## YOUR OBJECTIVE:
Determine the count of lines containing "structured" in the entries below and return only that figure.

## RECORDS FOR THE TASK:
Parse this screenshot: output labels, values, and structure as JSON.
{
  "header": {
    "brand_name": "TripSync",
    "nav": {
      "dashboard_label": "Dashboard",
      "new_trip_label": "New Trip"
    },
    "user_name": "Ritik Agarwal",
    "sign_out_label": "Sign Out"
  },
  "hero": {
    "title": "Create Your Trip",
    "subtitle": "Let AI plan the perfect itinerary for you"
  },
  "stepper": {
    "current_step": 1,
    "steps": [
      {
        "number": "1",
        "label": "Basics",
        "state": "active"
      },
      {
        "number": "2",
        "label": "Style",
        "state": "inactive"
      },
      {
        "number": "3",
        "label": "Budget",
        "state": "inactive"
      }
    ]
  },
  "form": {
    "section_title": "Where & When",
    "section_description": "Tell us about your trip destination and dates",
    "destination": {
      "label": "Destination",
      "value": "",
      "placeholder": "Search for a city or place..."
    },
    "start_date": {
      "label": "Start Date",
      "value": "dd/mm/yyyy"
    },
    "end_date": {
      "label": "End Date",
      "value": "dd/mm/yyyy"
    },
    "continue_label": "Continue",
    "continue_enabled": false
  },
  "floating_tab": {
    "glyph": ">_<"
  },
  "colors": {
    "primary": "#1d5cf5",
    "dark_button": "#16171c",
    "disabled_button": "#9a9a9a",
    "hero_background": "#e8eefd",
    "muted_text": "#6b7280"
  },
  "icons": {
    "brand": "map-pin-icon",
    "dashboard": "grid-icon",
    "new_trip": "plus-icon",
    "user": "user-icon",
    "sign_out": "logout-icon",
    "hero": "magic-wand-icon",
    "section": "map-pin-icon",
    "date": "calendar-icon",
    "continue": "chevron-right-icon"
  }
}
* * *
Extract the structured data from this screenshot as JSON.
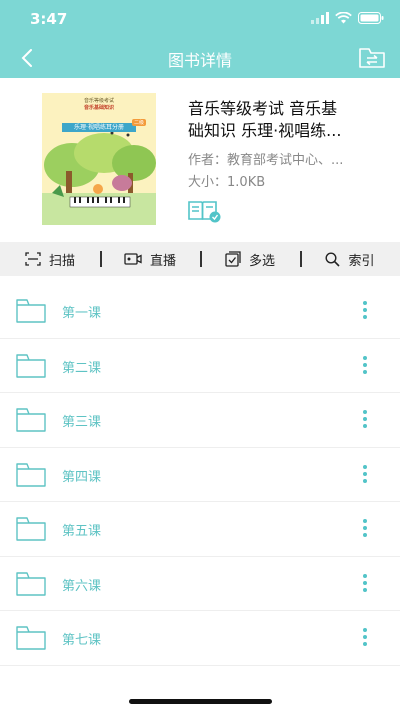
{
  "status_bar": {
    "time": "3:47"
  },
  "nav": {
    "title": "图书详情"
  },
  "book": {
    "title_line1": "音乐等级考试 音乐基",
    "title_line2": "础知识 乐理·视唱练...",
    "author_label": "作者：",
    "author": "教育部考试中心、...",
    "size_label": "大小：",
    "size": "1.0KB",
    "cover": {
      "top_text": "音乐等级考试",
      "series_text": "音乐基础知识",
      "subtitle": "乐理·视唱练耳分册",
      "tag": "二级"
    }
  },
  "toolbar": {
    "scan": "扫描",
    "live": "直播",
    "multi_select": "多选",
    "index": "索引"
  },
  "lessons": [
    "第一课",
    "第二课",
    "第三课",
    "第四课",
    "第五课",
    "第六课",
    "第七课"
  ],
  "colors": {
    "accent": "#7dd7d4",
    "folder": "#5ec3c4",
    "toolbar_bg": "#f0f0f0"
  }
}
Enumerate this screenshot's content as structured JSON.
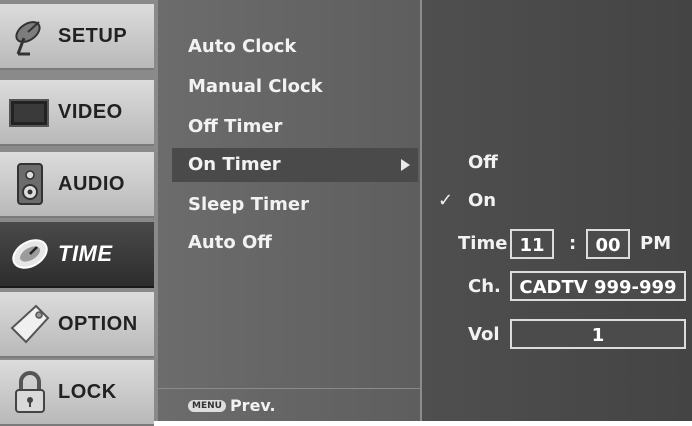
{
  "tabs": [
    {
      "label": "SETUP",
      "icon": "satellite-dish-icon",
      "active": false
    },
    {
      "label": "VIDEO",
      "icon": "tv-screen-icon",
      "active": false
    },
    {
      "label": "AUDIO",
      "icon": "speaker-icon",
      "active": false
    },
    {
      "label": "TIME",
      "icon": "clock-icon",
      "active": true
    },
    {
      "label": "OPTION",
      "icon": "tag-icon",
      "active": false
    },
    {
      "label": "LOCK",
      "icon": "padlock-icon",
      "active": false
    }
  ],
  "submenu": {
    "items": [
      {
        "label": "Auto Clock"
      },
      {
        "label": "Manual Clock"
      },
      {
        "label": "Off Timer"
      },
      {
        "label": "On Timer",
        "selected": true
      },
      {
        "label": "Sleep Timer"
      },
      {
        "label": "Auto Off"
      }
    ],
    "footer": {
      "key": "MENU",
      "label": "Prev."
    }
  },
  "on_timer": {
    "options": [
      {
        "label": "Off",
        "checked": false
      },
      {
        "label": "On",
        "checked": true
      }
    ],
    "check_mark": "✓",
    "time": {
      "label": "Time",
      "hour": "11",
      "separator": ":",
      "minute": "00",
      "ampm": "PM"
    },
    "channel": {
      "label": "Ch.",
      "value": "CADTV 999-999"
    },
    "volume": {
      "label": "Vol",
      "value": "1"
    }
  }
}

## ANSWER TO THE PROBLEM:
2